Near Leshan, back in the 30's, there was a herbal medicine specialist who kept a pot of healing concoctions hanging over a fire by the river to sell to passersby. He noticed that rich houses would throw away some of the offal parts of beef into the river. Times being tough, he decided not to waste these parts and ended up collecting them, cleaning them, and putting some of them into the pot with the medicine. The resulting dish was so popular that people waiting to eat would stand, squat, or crowd on the steps with their legs crossed, hence the name crossed-leg beef (跷脚牛肉).
Crossed-leg beef falls into the 'tang guo' category, which means it's eaten almost exactly like you would eat hot pot, but is not really considered hot pot. This is definitely one of the trendier types of tang guo in town; I've noticed quite a few new crossed-leg beef restaurants this winter.
The soup is not spicy, but you can make up for that with your dipping plate. We had a choice of dry pepper, chopped fresh spicy pepper, or the normal sesame oil. I went with the dry red pepper:
You can order from a list of beef offal as long as your arm. We tried tongue, niu liu, which is very tender, and niu jin, tendon. I would have ordered the beef tripe, but I didn't want to be the only one eating it.
The soup was very good, the tongue was just ok. The 'niu liu' beef was fantastic and melted in our mouths. The tendon needed a little more time to boil and soften but it was also great.

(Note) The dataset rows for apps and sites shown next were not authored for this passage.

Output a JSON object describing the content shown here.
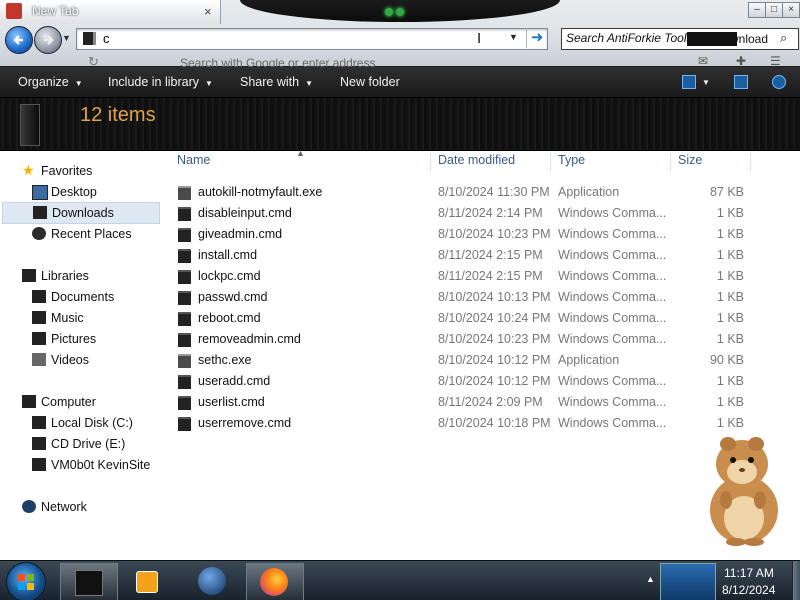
{
  "browser": {
    "tab_label": "New Tab",
    "tab_close": "×",
    "address_value": "c",
    "search_placeholder": "Search with Google or enter address",
    "search_box_text": "Search AntiForkie Tools",
    "search_box_extra": "wnload",
    "window_buttons": [
      "–",
      "□",
      "×"
    ]
  },
  "toolbar": {
    "organize": "Organize",
    "include_in_library": "Include in library",
    "share_with": "Share with",
    "new_folder": "New folder"
  },
  "details": {
    "items_count": "12 items"
  },
  "nav": {
    "favorites": "Favorites",
    "desktop": "Desktop",
    "downloads": "Downloads",
    "recent_places": "Recent Places",
    "libraries": "Libraries",
    "documents": "Documents",
    "music": "Music",
    "pictures": "Pictures",
    "videos": "Videos",
    "computer": "Computer",
    "local_disk": "Local Disk (C:)",
    "cd_drive": "CD Drive (E:)",
    "vm_share": "VM0b0t KevinSite",
    "network": "Network"
  },
  "columns": {
    "name": "Name",
    "date_modified": "Date modified",
    "type": "Type",
    "size": "Size"
  },
  "files": [
    {
      "name": "autokill-notmyfault.exe",
      "date": "8/10/2024 11:30 PM",
      "type": "Application",
      "size": "87 KB",
      "kind": "exe"
    },
    {
      "name": "disableinput.cmd",
      "date": "8/11/2024 2:14 PM",
      "type": "Windows Comma...",
      "size": "1 KB",
      "kind": "cmd"
    },
    {
      "name": "giveadmin.cmd",
      "date": "8/10/2024 10:23 PM",
      "type": "Windows Comma...",
      "size": "1 KB",
      "kind": "cmd"
    },
    {
      "name": "install.cmd",
      "date": "8/11/2024 2:15 PM",
      "type": "Windows Comma...",
      "size": "1 KB",
      "kind": "cmd"
    },
    {
      "name": "lockpc.cmd",
      "date": "8/11/2024 2:15 PM",
      "type": "Windows Comma...",
      "size": "1 KB",
      "kind": "cmd"
    },
    {
      "name": "passwd.cmd",
      "date": "8/10/2024 10:13 PM",
      "type": "Windows Comma...",
      "size": "1 KB",
      "kind": "cmd"
    },
    {
      "name": "reboot.cmd",
      "date": "8/10/2024 10:24 PM",
      "type": "Windows Comma...",
      "size": "1 KB",
      "kind": "cmd"
    },
    {
      "name": "removeadmin.cmd",
      "date": "8/10/2024 10:23 PM",
      "type": "Windows Comma...",
      "size": "1 KB",
      "kind": "cmd"
    },
    {
      "name": "sethc.exe",
      "date": "8/10/2024 10:12 PM",
      "type": "Application",
      "size": "90 KB",
      "kind": "exe"
    },
    {
      "name": "useradd.cmd",
      "date": "8/10/2024 10:12 PM",
      "type": "Windows Comma...",
      "size": "1 KB",
      "kind": "cmd"
    },
    {
      "name": "userlist.cmd",
      "date": "8/11/2024 2:09 PM",
      "type": "Windows Comma...",
      "size": "1 KB",
      "kind": "cmd"
    },
    {
      "name": "userremove.cmd",
      "date": "8/10/2024 10:18 PM",
      "type": "Windows Comma...",
      "size": "1 KB",
      "kind": "cmd"
    }
  ],
  "taskbar": {
    "time": "11:17 AM",
    "date": "8/12/2024"
  },
  "colors": {
    "accent_orange": "#e0a24a",
    "header_dark": "#1a1a1a",
    "link_blue": "#3a5a80"
  }
}
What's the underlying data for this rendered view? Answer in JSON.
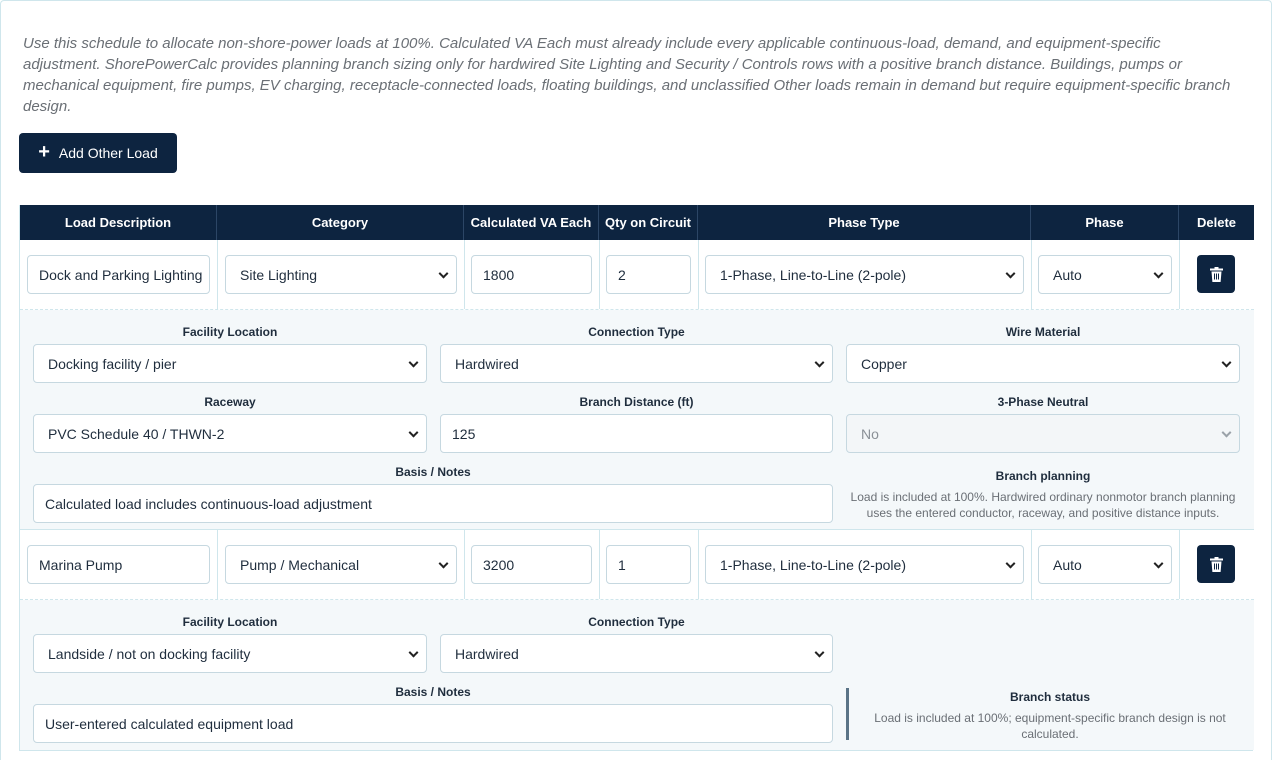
{
  "intro_text": "Use this schedule to allocate non-shore-power loads at 100%. Calculated VA Each must already include every applicable continuous-load, demand, and equipment-specific adjustment. ShorePowerCalc provides planning branch sizing only for hardwired Site Lighting and Security / Controls rows with a positive branch distance. Buildings, pumps or mechanical equipment, fire pumps, EV charging, receptacle-connected loads, floating buildings, and unclassified Other loads remain in demand but require equipment-specific branch design.",
  "add_button_label": "Add Other Load",
  "columns": [
    "Load Description",
    "Category",
    "Calculated VA Each",
    "Qty on Circuit",
    "Phase Type",
    "Phase",
    "Delete"
  ],
  "labels": {
    "facility_location": "Facility Location",
    "connection_type": "Connection Type",
    "wire_material": "Wire Material",
    "raceway": "Raceway",
    "branch_distance": "Branch Distance (ft)",
    "three_phase_neutral": "3-Phase Neutral",
    "basis_notes": "Basis / Notes"
  },
  "rows": [
    {
      "description": "Dock and Parking Lighting",
      "category": "Site Lighting",
      "va_each": "1800",
      "qty": "2",
      "phase_type": "1-Phase, Line-to-Line (2-pole)",
      "phase": "Auto",
      "facility_location": "Docking facility / pier",
      "connection_type": "Hardwired",
      "wire_material": "Copper",
      "raceway": "PVC Schedule 40 / THWN-2",
      "branch_distance": "125",
      "three_phase_neutral": "No",
      "basis_notes": "Calculated load includes continuous-load adjustment",
      "info_title": "Branch planning",
      "info_text": "Load is included at 100%. Hardwired ordinary nonmotor branch planning uses the entered conductor, raceway, and positive distance inputs."
    },
    {
      "description": "Marina Pump",
      "category": "Pump / Mechanical",
      "va_each": "3200",
      "qty": "1",
      "phase_type": "1-Phase, Line-to-Line (2-pole)",
      "phase": "Auto",
      "facility_location": "Landside / not on docking facility",
      "connection_type": "Hardwired",
      "basis_notes": "User-entered calculated equipment load",
      "info_title": "Branch status",
      "info_text": "Load is included at 100%; equipment-specific branch design is not calculated."
    }
  ],
  "icons": {
    "add": "plus-icon",
    "delete": "trash-icon",
    "dropdown": "chevron-down-icon"
  },
  "colors": {
    "header_bg": "#0d2440",
    "detail_bg": "#f4f8fa",
    "border": "#cfe6ec"
  }
}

Name in Chinese: 乐山 跷脚牛肉
Location: Roman Holiday Plaza, south side on lower level